Problem statement ::
What is needed is a word-for-word restatement of all the entries.

[Stored data entries]
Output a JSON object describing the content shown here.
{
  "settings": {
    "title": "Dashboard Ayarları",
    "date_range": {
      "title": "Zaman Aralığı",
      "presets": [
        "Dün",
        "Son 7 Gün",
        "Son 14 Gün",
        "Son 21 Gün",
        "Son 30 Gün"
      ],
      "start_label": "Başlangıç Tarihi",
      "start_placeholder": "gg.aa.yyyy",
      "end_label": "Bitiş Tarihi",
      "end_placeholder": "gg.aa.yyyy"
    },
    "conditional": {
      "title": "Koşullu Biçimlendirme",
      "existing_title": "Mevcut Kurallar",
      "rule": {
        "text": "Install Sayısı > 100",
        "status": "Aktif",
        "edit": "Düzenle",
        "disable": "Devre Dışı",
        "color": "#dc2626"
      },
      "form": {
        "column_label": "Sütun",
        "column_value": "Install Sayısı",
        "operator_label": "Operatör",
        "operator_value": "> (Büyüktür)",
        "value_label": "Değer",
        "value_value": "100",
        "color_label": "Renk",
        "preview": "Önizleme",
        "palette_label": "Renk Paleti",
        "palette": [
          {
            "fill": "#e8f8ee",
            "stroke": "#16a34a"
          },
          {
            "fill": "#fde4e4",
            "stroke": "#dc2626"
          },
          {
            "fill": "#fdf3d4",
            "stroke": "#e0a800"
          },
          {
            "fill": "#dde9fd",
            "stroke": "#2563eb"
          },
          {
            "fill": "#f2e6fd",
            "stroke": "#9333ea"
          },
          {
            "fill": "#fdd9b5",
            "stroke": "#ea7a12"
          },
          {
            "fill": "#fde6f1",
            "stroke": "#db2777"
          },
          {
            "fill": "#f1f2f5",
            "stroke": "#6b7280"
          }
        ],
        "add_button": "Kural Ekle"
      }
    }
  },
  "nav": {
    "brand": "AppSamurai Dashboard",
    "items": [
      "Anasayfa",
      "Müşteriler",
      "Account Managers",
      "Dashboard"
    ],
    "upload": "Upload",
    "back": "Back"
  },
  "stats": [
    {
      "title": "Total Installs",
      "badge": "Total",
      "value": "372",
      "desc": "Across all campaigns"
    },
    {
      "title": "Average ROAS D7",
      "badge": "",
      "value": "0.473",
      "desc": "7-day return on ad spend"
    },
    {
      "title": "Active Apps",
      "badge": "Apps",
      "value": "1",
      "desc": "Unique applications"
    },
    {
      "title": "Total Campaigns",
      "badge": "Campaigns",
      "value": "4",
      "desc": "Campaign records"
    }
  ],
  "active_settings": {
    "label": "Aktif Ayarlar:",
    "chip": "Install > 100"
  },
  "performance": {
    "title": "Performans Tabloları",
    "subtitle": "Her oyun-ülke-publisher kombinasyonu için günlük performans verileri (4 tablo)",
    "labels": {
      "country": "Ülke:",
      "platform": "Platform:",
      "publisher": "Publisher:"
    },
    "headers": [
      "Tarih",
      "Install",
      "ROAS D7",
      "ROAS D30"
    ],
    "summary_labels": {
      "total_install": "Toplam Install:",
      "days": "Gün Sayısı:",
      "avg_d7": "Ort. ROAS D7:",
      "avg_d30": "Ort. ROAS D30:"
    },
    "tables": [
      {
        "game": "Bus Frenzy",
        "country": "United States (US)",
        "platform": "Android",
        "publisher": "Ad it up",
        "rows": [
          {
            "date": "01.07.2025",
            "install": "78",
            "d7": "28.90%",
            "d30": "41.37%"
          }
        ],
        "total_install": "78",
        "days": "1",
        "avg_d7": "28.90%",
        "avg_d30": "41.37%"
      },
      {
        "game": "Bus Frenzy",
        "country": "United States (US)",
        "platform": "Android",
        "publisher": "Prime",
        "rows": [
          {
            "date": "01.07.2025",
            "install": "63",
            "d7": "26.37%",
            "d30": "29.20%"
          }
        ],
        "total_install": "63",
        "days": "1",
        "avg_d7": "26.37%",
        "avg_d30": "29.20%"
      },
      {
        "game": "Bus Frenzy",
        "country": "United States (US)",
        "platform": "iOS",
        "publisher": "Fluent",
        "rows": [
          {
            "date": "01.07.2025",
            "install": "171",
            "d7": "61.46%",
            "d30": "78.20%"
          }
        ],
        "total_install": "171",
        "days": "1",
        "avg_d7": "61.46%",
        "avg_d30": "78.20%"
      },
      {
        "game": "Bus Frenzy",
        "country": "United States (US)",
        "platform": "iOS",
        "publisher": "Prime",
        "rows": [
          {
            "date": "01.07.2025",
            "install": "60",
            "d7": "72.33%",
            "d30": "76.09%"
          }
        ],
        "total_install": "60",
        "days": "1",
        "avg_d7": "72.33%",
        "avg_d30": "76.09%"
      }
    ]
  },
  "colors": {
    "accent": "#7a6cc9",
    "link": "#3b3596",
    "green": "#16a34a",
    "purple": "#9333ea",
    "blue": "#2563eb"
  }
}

Task answer ::
Output a JSON object describing the content shown here.
{
  "settings": {
    "title": "Dashboard Ayarları",
    "date_range": {
      "title": "Zaman Aralığı",
      "presets": [
        "Dün",
        "Son 7 Gün",
        "Son 14 Gün",
        "Son 21 Gün",
        "Son 30 Gün"
      ],
      "start_label": "Başlangıç Tarihi",
      "start_placeholder": "gg.aa.yyyy",
      "end_label": "Bitiş Tarihi",
      "end_placeholder": "gg.aa.yyyy"
    },
    "conditional": {
      "title": "Koşullu Biçimlendirme",
      "existing_title": "Mevcut Kurallar",
      "rule": {
        "text": "Install Sayısı > 100",
        "status": "Aktif",
        "edit": "Düzenle",
        "disable": "Devre Dışı",
        "color": "#dc2626"
      },
      "form": {
        "column_label": "Sütun",
        "column_value": "Install Sayısı",
        "operator_label": "Operatör",
        "operator_value": "> (Büyüktür)",
        "value_label": "Değer",
        "value_value": "100",
        "color_label": "Renk",
        "preview": "Önizleme",
        "palette_label": "Renk Paleti",
        "palette": [
          {
            "fill": "#e8f8ee",
            "stroke": "#16a34a"
          },
          {
            "fill": "#fde4e4",
            "stroke": "#dc2626"
          },
          {
            "fill": "#fdf3d4",
            "stroke": "#e0a800"
          },
          {
            "fill": "#dde9fd",
            "stroke": "#2563eb"
          },
          {
            "fill": "#f2e6fd",
            "stroke": "#9333ea"
          },
          {
            "fill": "#fdd9b5",
            "stroke": "#ea7a12"
          },
          {
            "fill": "#fde6f1",
            "stroke": "#db2777"
          },
          {
            "fill": "#f1f2f5",
            "stroke": "#6b7280"
          }
        ],
        "add_button": "Kural Ekle"
      }
    }
  },
  "nav": {
    "brand": "AppSamurai Dashboard",
    "items": [
      "Anasayfa",
      "Müşteriler",
      "Account Managers",
      "Dashboard"
    ],
    "upload": "Upload",
    "back": "Back"
  },
  "stats": [
    {
      "title": "Total Installs",
      "badge": "Total",
      "value": "372",
      "desc": "Across all campaigns"
    },
    {
      "title": "Average ROAS D7",
      "badge": "",
      "value": "0.473",
      "desc": "7-day return on ad spend"
    },
    {
      "title": "Active Apps",
      "badge": "Apps",
      "value": "1",
      "desc": "Unique applications"
    },
    {
      "title": "Total Campaigns",
      "badge": "Campaigns",
      "value": "4",
      "desc": "Campaign records"
    }
  ],
  "active_settings": {
    "label": "Aktif Ayarlar:",
    "chip": "Install > 100"
  },
  "performance": {
    "title": "Performans Tabloları",
    "subtitle": "Her oyun-ülke-publisher kombinasyonu için günlük performans verileri (4 tablo)",
    "labels": {
      "country": "Ülke:",
      "platform": "Platform:",
      "publisher": "Publisher:"
    },
    "headers": [
      "Tarih",
      "Install",
      "ROAS D7",
      "ROAS D30"
    ],
    "summary_labels": {
      "total_install": "Toplam Install:",
      "days": "Gün Sayısı:",
      "avg_d7": "Ort. ROAS D7:",
      "avg_d30": "Ort. ROAS D30:"
    },
    "tables": [
      {
        "game": "Bus Frenzy",
        "country": "United States (US)",
        "platform": "Android",
        "publisher": "Ad it up",
        "rows": [
          {
            "date": "01.07.2025",
            "install": "78",
            "d7": "28.90%",
            "d30": "41.37%"
          }
        ],
        "total_install": "78",
        "days": "1",
        "avg_d7": "28.90%",
        "avg_d30": "41.37%"
      },
      {
        "game": "Bus Frenzy",
        "country": "United States (US)",
        "platform": "Android",
        "publisher": "Prime",
        "rows": [
          {
            "date": "01.07.2025",
            "install": "63",
            "d7": "26.37%",
            "d30": "29.20%"
          }
        ],
        "total_install": "63",
        "days": "1",
        "avg_d7": "26.37%",
        "avg_d30": "29.20%"
      },
      {
        "game": "Bus Frenzy",
        "country": "United States (US)",
        "platform": "iOS",
        "publisher": "Fluent",
        "rows": [
          {
            "date": "01.07.2025",
            "install": "171",
            "d7": "61.46%",
            "d30": "78.20%"
          }
        ],
        "total_install": "171",
        "days": "1",
        "avg_d7": "61.46%",
        "avg_d30": "78.20%"
      },
      {
        "game": "Bus Frenzy",
        "country": "United States (US)",
        "platform": "iOS",
        "publisher": "Prime",
        "rows": [
          {
            "date": "01.07.2025",
            "install": "60",
            "d7": "72.33%",
            "d30": "76.09%"
          }
        ],
        "total_install": "60",
        "days": "1",
        "avg_d7": "72.33%",
        "avg_d30": "76.09%"
      }
    ]
  },
  "colors": {
    "accent": "#7a6cc9",
    "link": "#3b3596",
    "green": "#16a34a",
    "purple": "#9333ea",
    "blue": "#2563eb"
  }
}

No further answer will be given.